→ EXERCISE REQUIREMENTS
Pull out every line in the data that has the string "doing" in it.

[Data about app and page elements]
####################

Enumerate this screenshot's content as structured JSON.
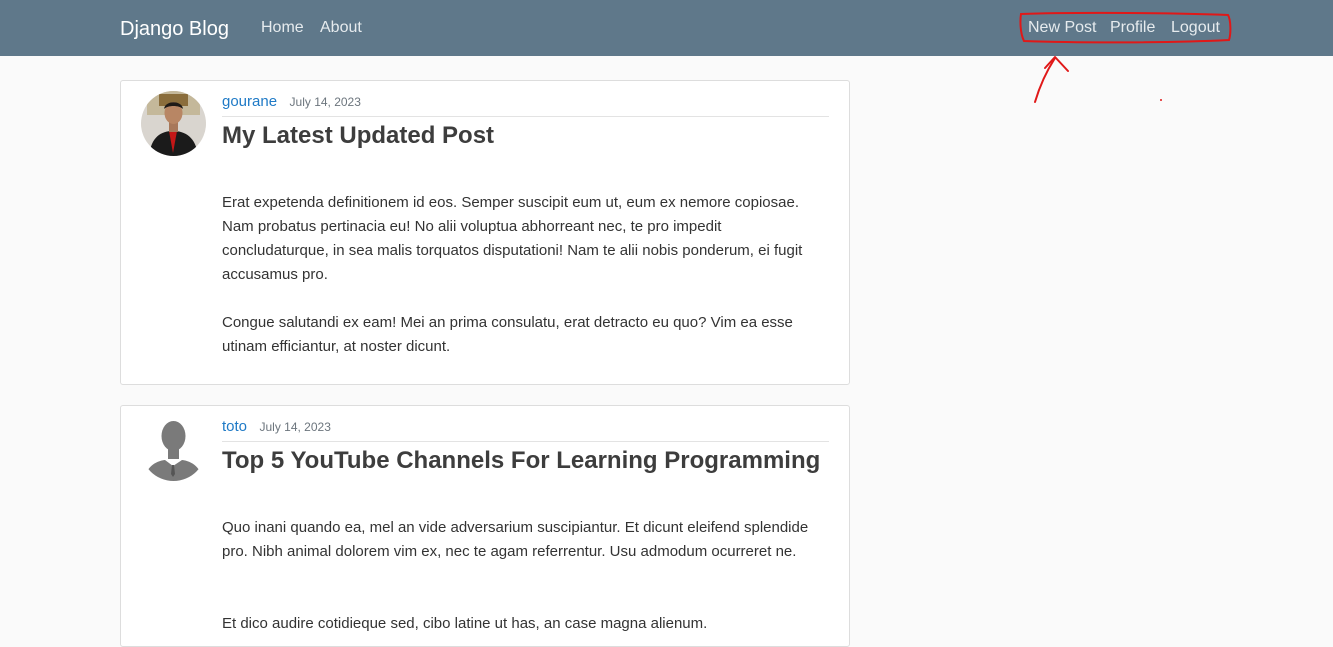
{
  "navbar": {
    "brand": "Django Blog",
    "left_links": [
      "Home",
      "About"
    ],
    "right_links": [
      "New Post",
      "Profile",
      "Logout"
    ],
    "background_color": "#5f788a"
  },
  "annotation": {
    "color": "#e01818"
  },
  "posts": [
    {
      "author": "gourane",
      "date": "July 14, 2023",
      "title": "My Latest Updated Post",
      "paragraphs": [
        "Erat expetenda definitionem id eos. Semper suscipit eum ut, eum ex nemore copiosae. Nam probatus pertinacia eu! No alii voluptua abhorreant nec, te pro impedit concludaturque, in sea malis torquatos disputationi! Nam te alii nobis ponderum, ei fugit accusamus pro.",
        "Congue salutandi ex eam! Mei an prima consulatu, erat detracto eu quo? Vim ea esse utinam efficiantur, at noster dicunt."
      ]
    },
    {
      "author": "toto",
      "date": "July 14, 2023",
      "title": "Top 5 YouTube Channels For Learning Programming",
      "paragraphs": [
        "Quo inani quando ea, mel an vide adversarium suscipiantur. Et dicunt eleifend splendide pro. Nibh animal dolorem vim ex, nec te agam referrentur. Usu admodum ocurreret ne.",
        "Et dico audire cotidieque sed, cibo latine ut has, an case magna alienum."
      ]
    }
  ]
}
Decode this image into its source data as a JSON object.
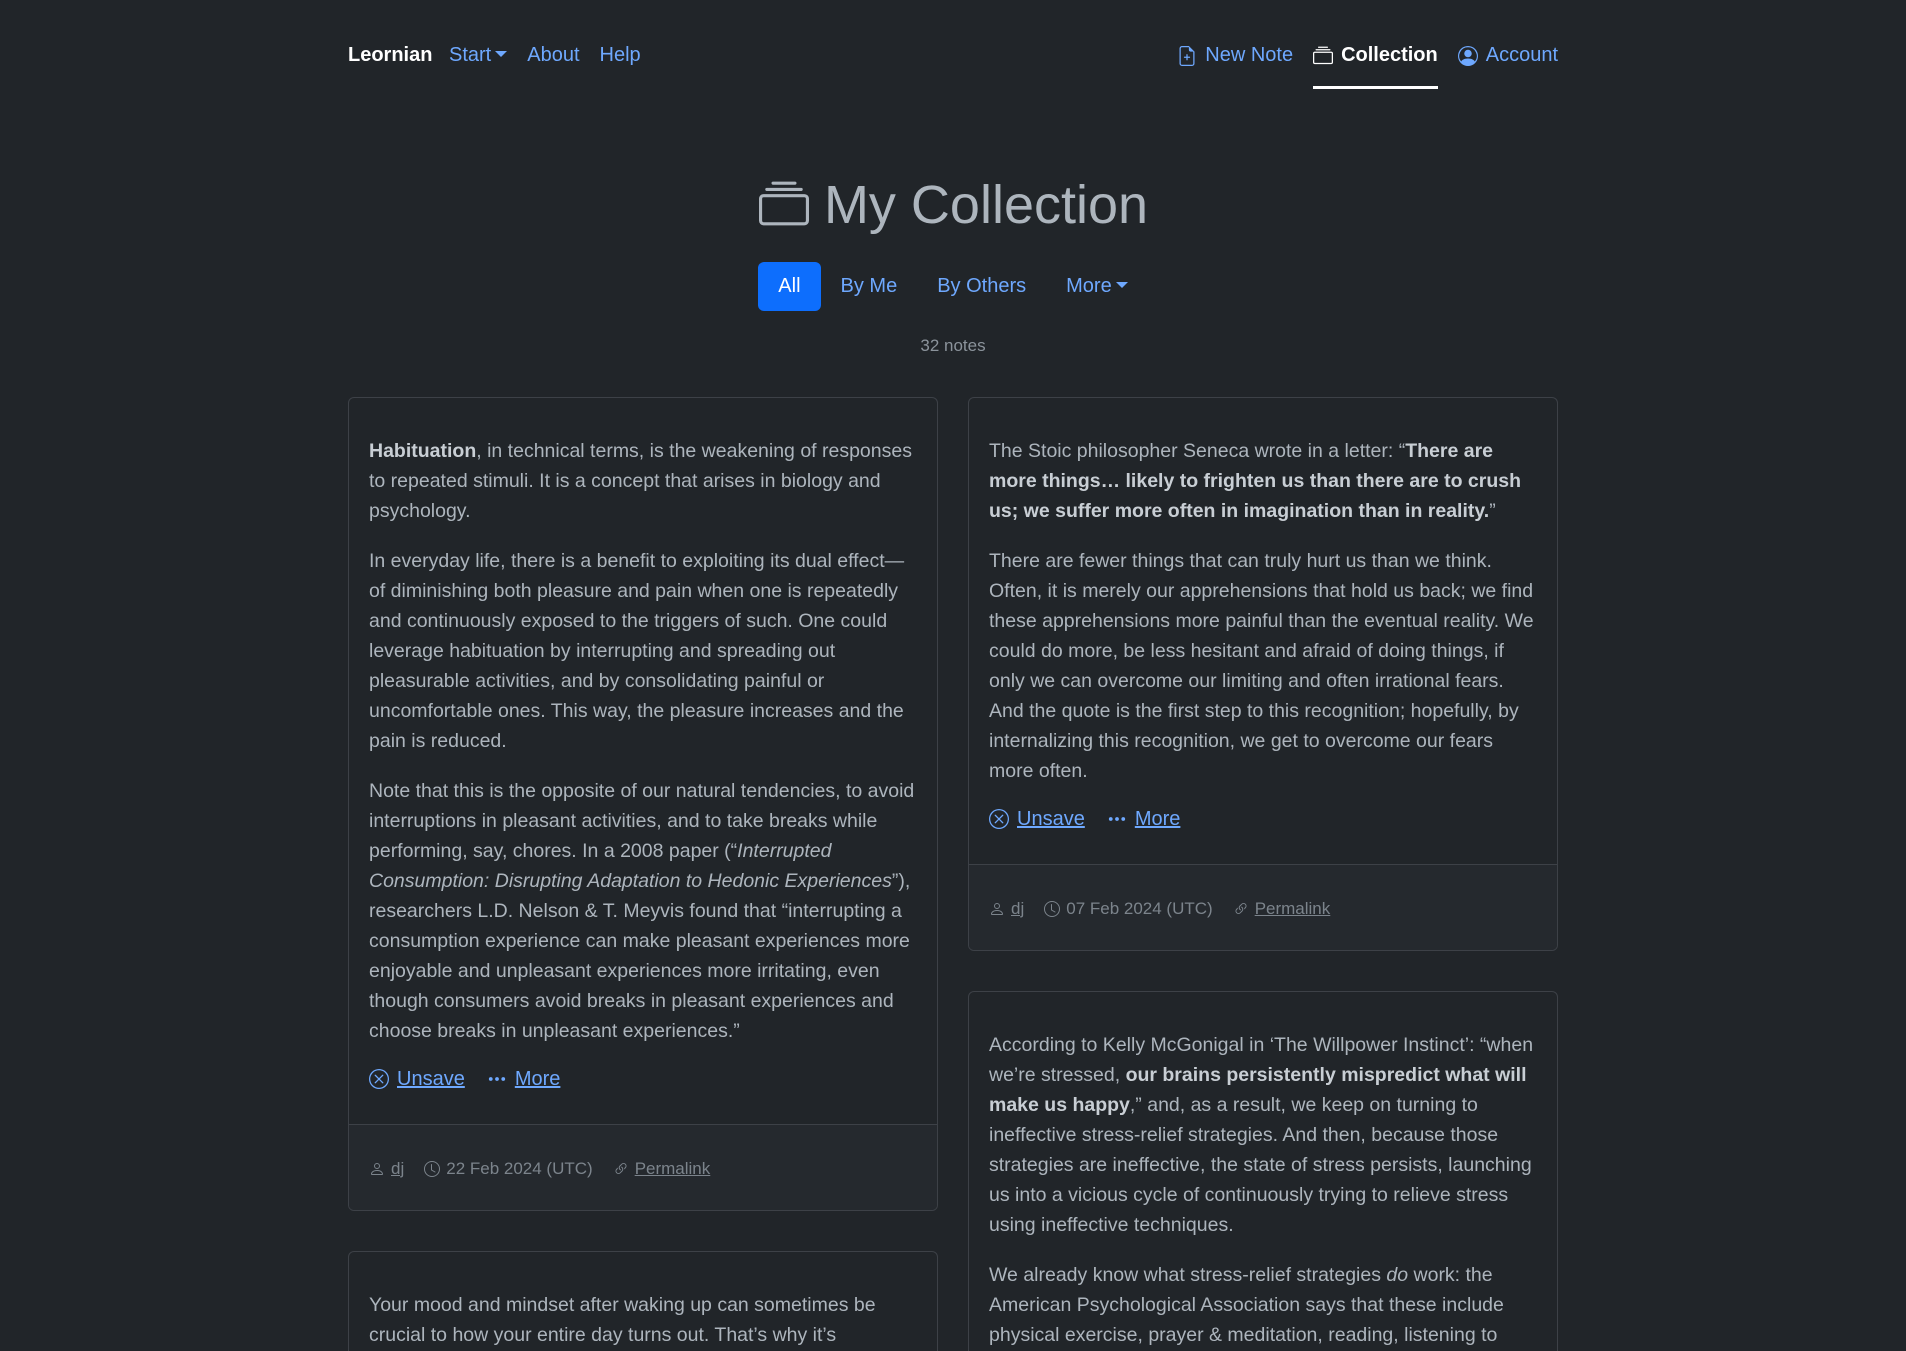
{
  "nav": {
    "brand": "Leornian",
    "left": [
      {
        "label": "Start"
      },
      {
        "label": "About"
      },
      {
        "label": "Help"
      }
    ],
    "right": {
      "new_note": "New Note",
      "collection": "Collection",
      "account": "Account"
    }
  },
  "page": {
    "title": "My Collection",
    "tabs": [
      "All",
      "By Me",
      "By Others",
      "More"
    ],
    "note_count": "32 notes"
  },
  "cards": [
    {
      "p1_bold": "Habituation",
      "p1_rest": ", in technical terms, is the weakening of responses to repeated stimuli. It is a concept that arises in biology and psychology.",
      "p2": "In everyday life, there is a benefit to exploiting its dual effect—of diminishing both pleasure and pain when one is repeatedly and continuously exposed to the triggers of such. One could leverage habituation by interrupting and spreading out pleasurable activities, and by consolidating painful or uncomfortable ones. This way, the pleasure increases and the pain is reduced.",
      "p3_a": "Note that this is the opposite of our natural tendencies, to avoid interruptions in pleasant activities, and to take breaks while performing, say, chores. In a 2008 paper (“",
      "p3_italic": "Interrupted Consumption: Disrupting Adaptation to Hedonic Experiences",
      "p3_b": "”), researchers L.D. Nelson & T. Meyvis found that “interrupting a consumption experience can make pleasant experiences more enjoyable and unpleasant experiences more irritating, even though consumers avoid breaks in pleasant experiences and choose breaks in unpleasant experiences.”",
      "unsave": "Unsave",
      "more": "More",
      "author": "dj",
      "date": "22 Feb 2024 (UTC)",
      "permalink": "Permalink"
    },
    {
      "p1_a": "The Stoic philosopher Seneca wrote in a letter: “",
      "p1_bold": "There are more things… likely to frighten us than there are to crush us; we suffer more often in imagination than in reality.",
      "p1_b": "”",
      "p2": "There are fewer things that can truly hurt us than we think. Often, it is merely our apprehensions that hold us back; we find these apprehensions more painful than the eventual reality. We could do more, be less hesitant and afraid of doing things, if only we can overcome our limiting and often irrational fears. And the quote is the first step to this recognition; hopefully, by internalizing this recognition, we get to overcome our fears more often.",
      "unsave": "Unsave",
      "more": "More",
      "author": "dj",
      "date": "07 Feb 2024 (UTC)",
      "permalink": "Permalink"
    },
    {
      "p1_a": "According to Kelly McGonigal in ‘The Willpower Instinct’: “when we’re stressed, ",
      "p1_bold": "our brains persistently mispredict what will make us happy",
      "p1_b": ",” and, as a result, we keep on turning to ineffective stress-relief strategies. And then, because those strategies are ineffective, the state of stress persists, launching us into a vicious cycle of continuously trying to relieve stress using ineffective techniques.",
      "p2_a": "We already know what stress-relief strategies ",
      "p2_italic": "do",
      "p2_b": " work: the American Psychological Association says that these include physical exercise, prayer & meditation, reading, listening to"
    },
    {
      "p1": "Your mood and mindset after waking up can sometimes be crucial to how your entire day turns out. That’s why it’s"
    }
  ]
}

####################

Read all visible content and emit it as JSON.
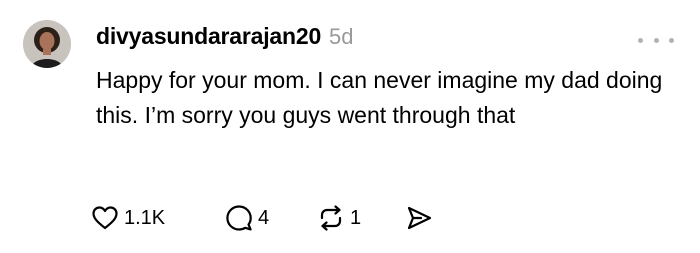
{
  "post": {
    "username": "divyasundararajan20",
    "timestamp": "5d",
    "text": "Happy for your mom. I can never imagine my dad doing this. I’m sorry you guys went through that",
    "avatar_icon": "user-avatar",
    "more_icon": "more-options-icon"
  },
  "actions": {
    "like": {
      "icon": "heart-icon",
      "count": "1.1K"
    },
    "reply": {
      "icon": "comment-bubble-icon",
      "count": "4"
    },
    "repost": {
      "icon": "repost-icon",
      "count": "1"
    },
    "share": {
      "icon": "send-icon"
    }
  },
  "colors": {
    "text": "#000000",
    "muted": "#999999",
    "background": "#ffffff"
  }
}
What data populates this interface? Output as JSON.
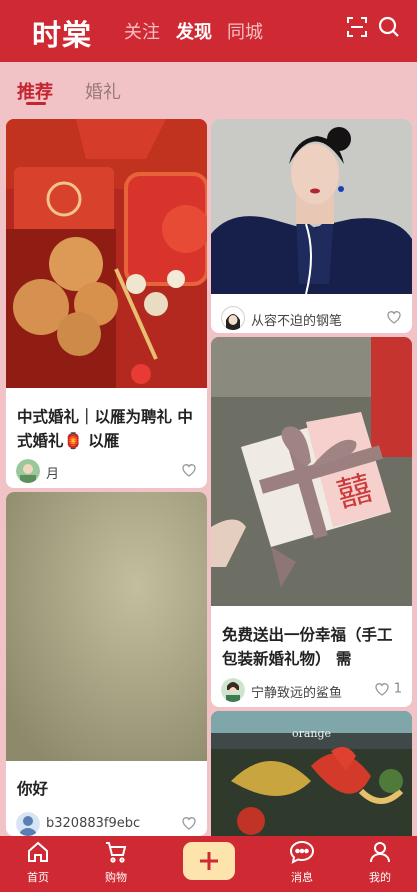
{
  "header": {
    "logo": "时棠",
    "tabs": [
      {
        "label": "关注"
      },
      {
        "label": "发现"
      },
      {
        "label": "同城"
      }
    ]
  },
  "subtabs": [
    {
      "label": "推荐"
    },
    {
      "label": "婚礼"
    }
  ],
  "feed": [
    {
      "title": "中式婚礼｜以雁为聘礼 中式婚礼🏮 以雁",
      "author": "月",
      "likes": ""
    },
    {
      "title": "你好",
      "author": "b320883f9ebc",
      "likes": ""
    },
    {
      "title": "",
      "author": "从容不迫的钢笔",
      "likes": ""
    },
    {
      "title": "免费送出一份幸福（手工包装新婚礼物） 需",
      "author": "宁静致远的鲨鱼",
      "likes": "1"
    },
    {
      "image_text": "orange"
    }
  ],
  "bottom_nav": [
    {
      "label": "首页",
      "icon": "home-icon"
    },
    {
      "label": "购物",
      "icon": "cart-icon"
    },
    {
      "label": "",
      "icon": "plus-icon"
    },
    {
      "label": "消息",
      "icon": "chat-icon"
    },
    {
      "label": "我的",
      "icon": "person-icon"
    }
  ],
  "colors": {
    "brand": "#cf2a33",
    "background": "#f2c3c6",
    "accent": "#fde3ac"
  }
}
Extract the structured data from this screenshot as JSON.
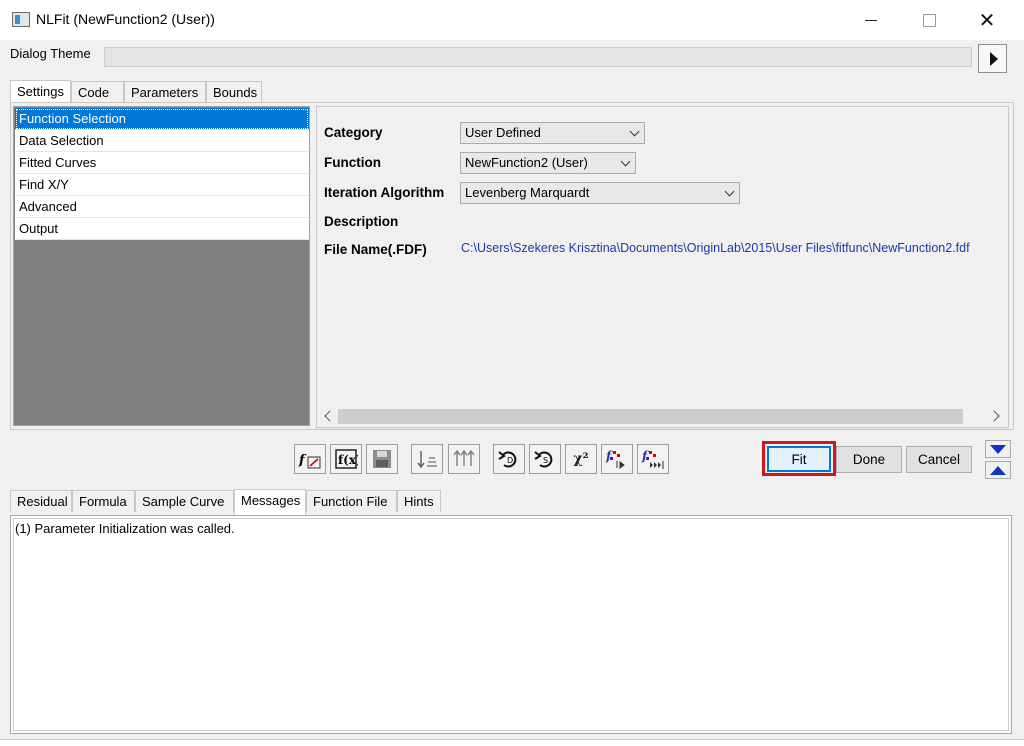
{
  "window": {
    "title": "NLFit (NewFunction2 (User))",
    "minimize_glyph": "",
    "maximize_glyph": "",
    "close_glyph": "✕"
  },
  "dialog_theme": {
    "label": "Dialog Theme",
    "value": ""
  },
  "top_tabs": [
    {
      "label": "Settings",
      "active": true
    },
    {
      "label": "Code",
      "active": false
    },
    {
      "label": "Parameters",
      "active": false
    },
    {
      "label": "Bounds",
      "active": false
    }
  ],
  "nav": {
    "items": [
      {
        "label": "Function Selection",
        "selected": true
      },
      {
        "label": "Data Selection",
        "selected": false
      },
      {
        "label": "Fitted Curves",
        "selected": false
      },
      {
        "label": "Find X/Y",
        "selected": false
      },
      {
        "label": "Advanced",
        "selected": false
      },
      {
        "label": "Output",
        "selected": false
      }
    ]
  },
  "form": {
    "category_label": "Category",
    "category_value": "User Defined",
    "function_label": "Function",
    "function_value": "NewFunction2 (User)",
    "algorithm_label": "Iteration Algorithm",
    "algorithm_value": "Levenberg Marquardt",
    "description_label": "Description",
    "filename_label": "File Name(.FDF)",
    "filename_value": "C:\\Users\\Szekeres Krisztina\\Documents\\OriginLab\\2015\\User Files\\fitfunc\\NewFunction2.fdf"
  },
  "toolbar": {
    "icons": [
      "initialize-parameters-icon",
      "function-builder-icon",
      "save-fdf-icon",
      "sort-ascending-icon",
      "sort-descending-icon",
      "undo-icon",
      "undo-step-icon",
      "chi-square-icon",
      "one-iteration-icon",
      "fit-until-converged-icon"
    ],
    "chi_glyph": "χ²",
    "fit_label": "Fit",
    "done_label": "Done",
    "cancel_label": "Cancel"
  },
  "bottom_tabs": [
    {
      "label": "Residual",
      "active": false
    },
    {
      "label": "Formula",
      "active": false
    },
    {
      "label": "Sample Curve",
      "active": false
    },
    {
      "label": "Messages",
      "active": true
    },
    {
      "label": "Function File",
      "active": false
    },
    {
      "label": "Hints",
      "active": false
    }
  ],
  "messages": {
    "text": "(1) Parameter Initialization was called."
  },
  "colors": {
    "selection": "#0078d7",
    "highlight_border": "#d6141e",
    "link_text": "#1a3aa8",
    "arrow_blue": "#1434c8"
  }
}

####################

→ EXERCISE ANSWER
      "p2": "There are fewer things that can truly hurt us than we think. Often, it is merely our apprehensions that hold us back; we find these apprehensions more painful than the eventual reality. We could do more, be less hesitant and afraid of doing things, if only we can overcome our limiting and often irrational fears. And the quote is the first step to this recognition; hopefully, by internalizing this recognition, we get to overcome our fears more often.",
    "text": "Happy for your mom. I can never imagine my dad doing this. I’m sorry you guys went through that",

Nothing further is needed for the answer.